To his credit, Saban inherited a team at LSU that went 3-8 and 1-7 inside the SEC the year before this arrival. In his fourth season, Saban led the Tigers to a National Championship. However, the LSU program that Saban inherited was in a better spot than what Swinney took over at Clemson. The Bayou Bengals had four previous National Championships and were a top-15 team as recently as two years before Saban’s arrival.

Finally, there is Saban’s magnificent run at Alabama that one could argue tops the accomplishments of Bear Bryant during his tenure with the Crimson Tide. 

Saban undoubtedly deserves credit for accomplishing what he has at Alabama knowing that he will always be compared to Bryant’s legacy. Alas, it’s that legacy that made Saban’s job with the Crimson Tide a little easier than Swinney’s at Clemson. 

From Day 1 of Saban’s time in Tuscaloosa, he coached one of the proudest programs in college football history. No matter how you slice it, recruiting elite players to Alabama in 2008 was a lot easier than recruiting them to Clemson at the same time.

Even though Swinney was still rebuilding at Clemson while Saban was winning national titles at Alabama in 2009, 2011 and 2012, the job Swinney did to get Clemson to the level where the Tigers could compete with and against Alabama on the biggest stage is far more impressive than Saban’s run of titles.

Swinney Surpasses Saban

By 2015, in his seventh full season at Clemson, it’s safe to say that Swinney had elevated the Tigers to the same level as Saban’s Crimson Tide. That season ended with Saban and Alabama surviving a 45-40 clash against Clemson in the College Football Playoff Championship Game. 

However, since Swinney put himself on level ground with Saban, he’s won two of the last three head-to-head meetings. That includes the infamous 44-16 thrashing in the CFP Championship Game to close out the 2018 college football season.
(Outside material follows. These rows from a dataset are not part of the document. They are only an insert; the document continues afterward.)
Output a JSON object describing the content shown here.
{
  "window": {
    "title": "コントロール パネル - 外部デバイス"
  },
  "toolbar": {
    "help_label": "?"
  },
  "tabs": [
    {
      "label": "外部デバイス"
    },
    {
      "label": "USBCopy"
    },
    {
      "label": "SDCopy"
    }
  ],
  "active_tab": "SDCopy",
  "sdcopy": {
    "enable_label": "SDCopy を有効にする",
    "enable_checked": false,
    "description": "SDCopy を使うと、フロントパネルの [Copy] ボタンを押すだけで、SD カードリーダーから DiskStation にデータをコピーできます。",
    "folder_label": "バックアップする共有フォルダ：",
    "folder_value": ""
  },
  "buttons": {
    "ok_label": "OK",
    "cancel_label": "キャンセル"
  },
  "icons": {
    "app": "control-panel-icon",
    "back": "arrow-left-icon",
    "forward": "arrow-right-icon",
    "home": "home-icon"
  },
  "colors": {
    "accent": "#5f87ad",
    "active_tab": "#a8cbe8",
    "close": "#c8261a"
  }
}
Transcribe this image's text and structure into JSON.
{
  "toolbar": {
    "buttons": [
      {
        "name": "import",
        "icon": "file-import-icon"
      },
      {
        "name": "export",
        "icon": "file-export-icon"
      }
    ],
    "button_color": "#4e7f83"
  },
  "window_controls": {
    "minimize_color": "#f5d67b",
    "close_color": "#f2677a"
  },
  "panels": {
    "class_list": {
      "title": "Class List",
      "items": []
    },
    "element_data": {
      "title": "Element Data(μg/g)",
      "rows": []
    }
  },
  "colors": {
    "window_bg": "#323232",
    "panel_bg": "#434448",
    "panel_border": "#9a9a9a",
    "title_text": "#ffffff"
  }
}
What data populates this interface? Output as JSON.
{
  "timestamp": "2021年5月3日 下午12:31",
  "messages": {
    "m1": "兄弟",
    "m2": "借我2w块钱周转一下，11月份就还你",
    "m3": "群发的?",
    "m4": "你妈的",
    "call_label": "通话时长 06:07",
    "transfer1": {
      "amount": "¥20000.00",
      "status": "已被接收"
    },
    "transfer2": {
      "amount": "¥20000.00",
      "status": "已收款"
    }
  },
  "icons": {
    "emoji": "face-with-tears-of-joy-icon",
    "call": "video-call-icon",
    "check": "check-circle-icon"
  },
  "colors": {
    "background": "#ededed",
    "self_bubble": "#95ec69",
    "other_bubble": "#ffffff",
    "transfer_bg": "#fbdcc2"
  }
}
When Saban and Alabama took a step back in 2019 by being left out of the CFP, Swinney and Clemson kept on rolling, matching the Crimson Tide by reaching the CFP championship game for the fourth time in five years.

If nothing else, Swinney and Saban should be considered on level ground at the current moment. Saban may have more wins and championships overall, but at the current moment, anything he can do, Swinney can do. The only real difference at the moment is their age.
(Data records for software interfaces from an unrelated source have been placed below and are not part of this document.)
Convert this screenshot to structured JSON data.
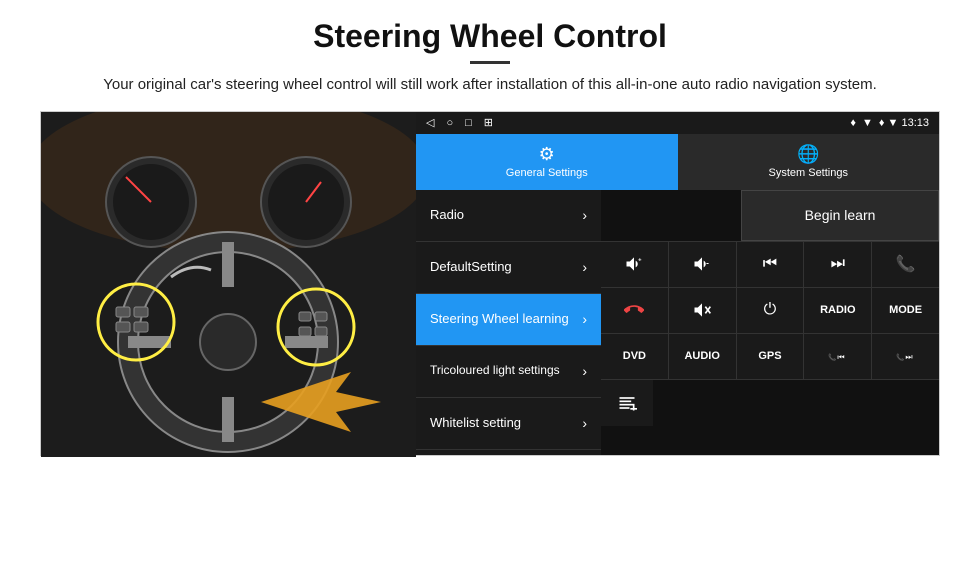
{
  "header": {
    "title": "Steering Wheel Control",
    "divider": true,
    "subtitle": "Your original car's steering wheel control will still work after installation of this all-in-one auto radio navigation system."
  },
  "status_bar": {
    "icons": [
      "◁",
      "○",
      "□",
      "⊞"
    ],
    "right": "♦ ▼  13:13"
  },
  "tabs": [
    {
      "id": "general",
      "label": "General Settings",
      "active": true
    },
    {
      "id": "system",
      "label": "System Settings",
      "active": false
    }
  ],
  "menu_items": [
    {
      "id": "radio",
      "label": "Radio",
      "active": false
    },
    {
      "id": "default",
      "label": "DefaultSetting",
      "active": false
    },
    {
      "id": "steering",
      "label": "Steering Wheel learning",
      "active": true
    },
    {
      "id": "tricoloured",
      "label": "Tricoloured light settings",
      "active": false
    },
    {
      "id": "whitelist",
      "label": "Whitelist setting",
      "active": false
    }
  ],
  "controls": {
    "begin_learn_label": "Begin learn",
    "rows": [
      [
        {
          "type": "icon",
          "icon": "vol_up",
          "label": "🔊+"
        },
        {
          "type": "icon",
          "icon": "vol_down",
          "label": "🔉-"
        },
        {
          "type": "icon",
          "icon": "prev",
          "label": "⏮"
        },
        {
          "type": "icon",
          "icon": "next",
          "label": "⏭"
        },
        {
          "type": "icon",
          "icon": "phone",
          "label": "📞"
        }
      ],
      [
        {
          "type": "icon",
          "icon": "hangup",
          "label": "↩"
        },
        {
          "type": "icon",
          "icon": "mute",
          "label": "🔇"
        },
        {
          "type": "icon",
          "icon": "power",
          "label": "⏻"
        },
        {
          "type": "text",
          "label": "RADIO"
        },
        {
          "type": "text",
          "label": "MODE"
        }
      ],
      [
        {
          "type": "text",
          "label": "DVD"
        },
        {
          "type": "text",
          "label": "AUDIO"
        },
        {
          "type": "text",
          "label": "GPS"
        },
        {
          "type": "icon",
          "icon": "tel_prev",
          "label": "📞⏮"
        },
        {
          "type": "icon",
          "icon": "tel_next",
          "label": "📞⏭"
        }
      ],
      [
        {
          "type": "icon",
          "icon": "list",
          "label": "≡"
        }
      ]
    ]
  }
}
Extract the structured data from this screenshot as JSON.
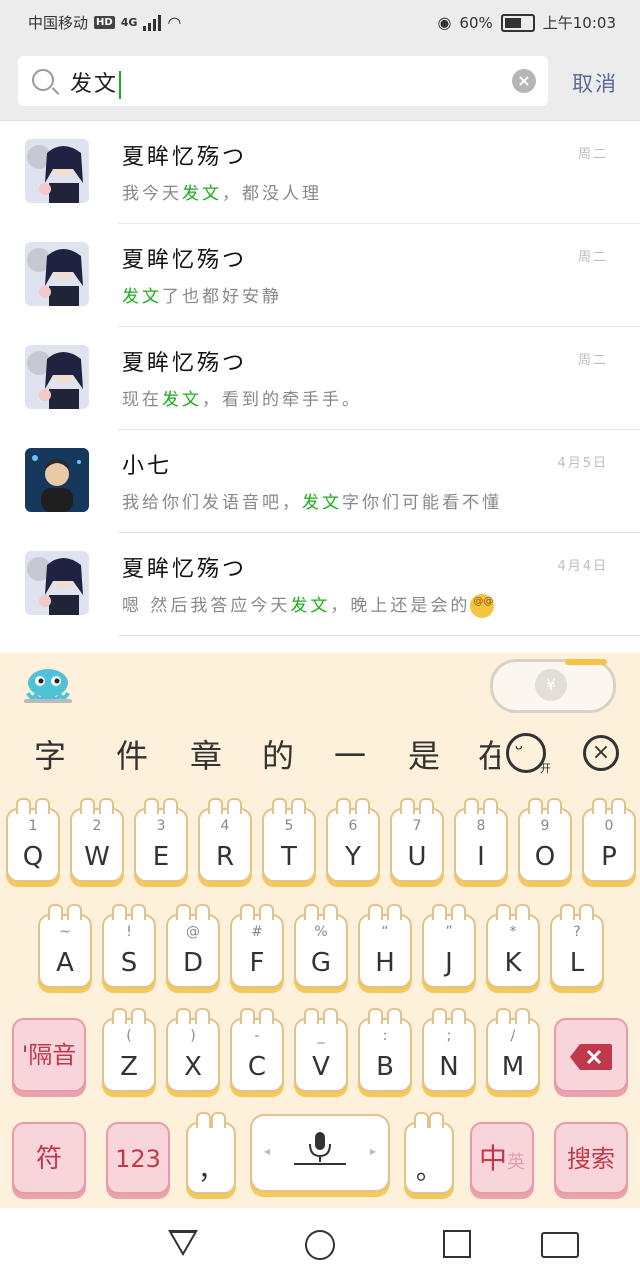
{
  "status_bar": {
    "carrier": "中国移动",
    "network_badge": "HD",
    "signal_label": "4G",
    "battery": "60%",
    "time": "上午10:03"
  },
  "search": {
    "query": "发文",
    "cancel_label": "取消"
  },
  "results": [
    {
      "name": "夏眸忆殇つ",
      "time": "周二",
      "pre": "我今天",
      "hl": "发文",
      "post": "，都没人理"
    },
    {
      "name": "夏眸忆殇つ",
      "time": "周二",
      "pre": "",
      "hl": "发文",
      "post": "了也都好安静"
    },
    {
      "name": "夏眸忆殇つ",
      "time": "周二",
      "pre": "现在",
      "hl": "发文",
      "post": "，看到的牵手手。"
    },
    {
      "name": "小七",
      "time": "4月5日",
      "pre": "我给你们发语音吧，",
      "hl": "发文",
      "post": "字你们可能看不懂"
    },
    {
      "name": "夏眸忆殇つ",
      "time": "4月4日",
      "pre": "嗯 然后我答应今天",
      "hl": "发文",
      "post": "，晚上还是会的"
    }
  ],
  "keyboard": {
    "candidates": [
      "字",
      "件",
      "章",
      "的",
      "一",
      "是",
      "在"
    ],
    "emoji_switch_label": "开",
    "row1": [
      {
        "ch": "Q",
        "sub": "1"
      },
      {
        "ch": "W",
        "sub": "2"
      },
      {
        "ch": "E",
        "sub": "3"
      },
      {
        "ch": "R",
        "sub": "4"
      },
      {
        "ch": "T",
        "sub": "5"
      },
      {
        "ch": "Y",
        "sub": "6"
      },
      {
        "ch": "U",
        "sub": "7"
      },
      {
        "ch": "I",
        "sub": "8"
      },
      {
        "ch": "O",
        "sub": "9"
      },
      {
        "ch": "P",
        "sub": "0"
      }
    ],
    "row2": [
      {
        "ch": "A",
        "sub": "~"
      },
      {
        "ch": "S",
        "sub": "!"
      },
      {
        "ch": "D",
        "sub": "@"
      },
      {
        "ch": "F",
        "sub": "#"
      },
      {
        "ch": "G",
        "sub": "%"
      },
      {
        "ch": "H",
        "sub": "“"
      },
      {
        "ch": "J",
        "sub": "”"
      },
      {
        "ch": "K",
        "sub": "*"
      },
      {
        "ch": "L",
        "sub": "?"
      }
    ],
    "row3": [
      {
        "ch": "Z",
        "sub": "("
      },
      {
        "ch": "X",
        "sub": ")"
      },
      {
        "ch": "C",
        "sub": "-"
      },
      {
        "ch": "V",
        "sub": "_"
      },
      {
        "ch": "B",
        "sub": ":"
      },
      {
        "ch": "N",
        "sub": ";"
      },
      {
        "ch": "M",
        "sub": "/"
      }
    ],
    "separator_label": "'隔音",
    "symbol_label": "符",
    "number_label": "123",
    "comma_label": "，",
    "period_label": "。",
    "lang_main": "中",
    "lang_alt": "英",
    "search_label": "搜索"
  },
  "colors": {
    "highlight": "#1aad19",
    "cancel": "#576b95",
    "keyboard_bg": "#fdf1db"
  }
}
While Saban is likely approaching the twilight of his career and hoping to remain at the top a little while longer, Swinney’s best days could still be ahead of him.

Saban was surely the best college coach of the 2010s, but the next decade is likely to belong to Swinney, who has surpassed Saban as the best college football coach in the nation.

Photo: Getty Images